Southeastern golfer Avery Green lives just down the road from the Trojans’ home course of Locust Hills, which means he doesn’t have to go far for practice rounds.
And when he wants to work on his putting stroke, he doesn’t even have to leave home.
“My dad had an artificial green put in at our house, which has definitely helped me,” Green said of his step-father, Tim Manning. “It rolls really nice. I get out there on it as much as I can.”
The rectangular-shaped green is about the size of a normal family room with five holes in various spots.
“It’s good for the eight- and 10-foot putts, and those are important ones,” Green said.
The lanky junior doesn’t miss too many in that range, which is why he has qualified for the state the last two years, first as an individual and then with his team.
He finished in a tie for 14th after a pair of 84’s at the Ohio State Scarlet Course last year, well above his season norm. And Trojans were a disheartening 11th out of 12 teams in Division III. But the frigid conditions transformed the event from a battle of nerves for the participants to a battle with the elements.

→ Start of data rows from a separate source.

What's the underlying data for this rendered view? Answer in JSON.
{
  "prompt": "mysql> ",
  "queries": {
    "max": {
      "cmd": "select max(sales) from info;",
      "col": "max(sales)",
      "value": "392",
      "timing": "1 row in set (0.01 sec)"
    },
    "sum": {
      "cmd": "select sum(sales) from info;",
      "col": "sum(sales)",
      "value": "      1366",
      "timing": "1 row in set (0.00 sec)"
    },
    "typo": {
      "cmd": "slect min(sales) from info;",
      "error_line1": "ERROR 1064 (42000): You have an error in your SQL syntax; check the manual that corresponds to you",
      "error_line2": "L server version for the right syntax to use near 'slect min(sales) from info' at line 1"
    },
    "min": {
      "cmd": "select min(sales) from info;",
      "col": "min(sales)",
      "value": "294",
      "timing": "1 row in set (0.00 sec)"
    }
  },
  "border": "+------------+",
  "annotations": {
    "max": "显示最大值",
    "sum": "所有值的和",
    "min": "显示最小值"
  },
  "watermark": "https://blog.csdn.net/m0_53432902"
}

The tourney was delayed by frost each day.
“I didn’t play as well as I wanted to, but Scarlet is tough,” Green said. “It was really cold and windy, and I wasn’t on my game. If you’re not on your game there, that course can eat you alive.”
Green doesn’t encounter many courses he can’t handle — even in tough conditions. He finished third in the Clark County Invitational a few weeks ago after winning it and being named county player of the year the previous two seasons. But while he came up short in his bid for a three-peat, the disappointment didn’t linger.

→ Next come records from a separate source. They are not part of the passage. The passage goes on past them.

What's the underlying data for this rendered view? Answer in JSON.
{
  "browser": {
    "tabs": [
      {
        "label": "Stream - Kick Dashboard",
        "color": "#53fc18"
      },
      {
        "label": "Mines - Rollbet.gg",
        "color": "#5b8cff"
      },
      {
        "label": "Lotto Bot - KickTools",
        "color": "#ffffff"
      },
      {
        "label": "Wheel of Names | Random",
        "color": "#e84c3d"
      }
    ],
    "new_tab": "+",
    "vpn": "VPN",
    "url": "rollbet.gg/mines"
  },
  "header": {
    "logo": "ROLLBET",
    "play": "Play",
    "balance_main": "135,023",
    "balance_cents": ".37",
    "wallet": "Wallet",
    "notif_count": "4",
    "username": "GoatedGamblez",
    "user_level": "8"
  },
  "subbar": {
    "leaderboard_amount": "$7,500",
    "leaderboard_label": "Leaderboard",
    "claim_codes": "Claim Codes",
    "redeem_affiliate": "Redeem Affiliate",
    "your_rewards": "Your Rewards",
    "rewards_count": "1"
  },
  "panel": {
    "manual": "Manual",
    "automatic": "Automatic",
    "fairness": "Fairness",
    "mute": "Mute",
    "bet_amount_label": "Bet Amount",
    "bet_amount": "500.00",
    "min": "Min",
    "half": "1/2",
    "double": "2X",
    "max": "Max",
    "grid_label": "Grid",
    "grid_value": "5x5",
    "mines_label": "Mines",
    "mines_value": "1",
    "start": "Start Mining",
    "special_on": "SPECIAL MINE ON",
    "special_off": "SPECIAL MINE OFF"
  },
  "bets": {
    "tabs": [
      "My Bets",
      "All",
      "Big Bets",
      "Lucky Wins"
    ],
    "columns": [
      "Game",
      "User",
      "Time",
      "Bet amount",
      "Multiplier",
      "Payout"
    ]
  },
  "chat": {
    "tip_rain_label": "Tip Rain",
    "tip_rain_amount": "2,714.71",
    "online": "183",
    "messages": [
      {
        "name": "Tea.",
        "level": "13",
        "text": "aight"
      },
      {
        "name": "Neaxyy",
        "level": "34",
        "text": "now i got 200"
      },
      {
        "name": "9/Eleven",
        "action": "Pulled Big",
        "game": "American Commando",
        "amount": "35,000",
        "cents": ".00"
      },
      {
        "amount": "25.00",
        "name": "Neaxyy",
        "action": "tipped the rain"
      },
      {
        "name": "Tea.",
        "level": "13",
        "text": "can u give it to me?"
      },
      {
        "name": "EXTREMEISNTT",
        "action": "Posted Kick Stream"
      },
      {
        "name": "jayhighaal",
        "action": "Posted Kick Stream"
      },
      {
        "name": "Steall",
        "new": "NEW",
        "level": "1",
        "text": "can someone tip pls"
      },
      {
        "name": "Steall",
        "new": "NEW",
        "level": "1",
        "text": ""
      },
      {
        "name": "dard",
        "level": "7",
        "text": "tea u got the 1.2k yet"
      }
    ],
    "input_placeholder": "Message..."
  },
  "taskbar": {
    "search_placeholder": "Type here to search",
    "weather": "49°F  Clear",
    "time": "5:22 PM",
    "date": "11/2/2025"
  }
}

Shawnee’s Grant Engle shot a 70, Springfield’s Luke Wells a 71 and Green an even-par 72 at the Elks Golf Course, and it came down to the last hole where Engle and Wells birdied the closing par-5 and Green parred.
“It didn’t end like I wanted it to, but if I’m going to get beat, I’d want to get beat by one of those two guys or somebody like them who’s fun to play with,” Green said.
His all-around game — and steady demeanor — are why he’s gotten better each year. His nine-hole average was 37.2 as a freshman and 36.5 as a sophomore, and his goal this year is to whittle that to 36.0.
“He’s one of the most consistent golfers I’ve ever seen at this level,” sixth-year Southeastern coach Vince Banion said. “He’s got a really good short game. He’s solid off the tee. He putts really well. He has all the skills you need.
“We’re just fine-tuning, working on things like trajectory and shaping shots. He’s on a different level than everybody else.”
Green hopes to make a return trip to the state as a team, but that won’t be easy since the Trojans graduated three senior stalwarts.
Tray Thompson is back after playing in the state last year, while Chase Billet and Tyler Blankenship have been solid while holding down starting spots.
Banion has plenty of choices for his No. 5 player. He has a hefty 10 boys out for the team, and the program has elevated to the point where the Trojans have a full girls squad for the first time in years.
Millie Leonhard, a 2014 SE grad who once was the No. 2 golfer for the boys, is coaching the girls.
“They’re all first-year golfers, but they show a lot of potential,” Banion said. “We’ve had a couple girls in the mid-50s. I feel like by the time the tournament comes around, they’ll be competitive.”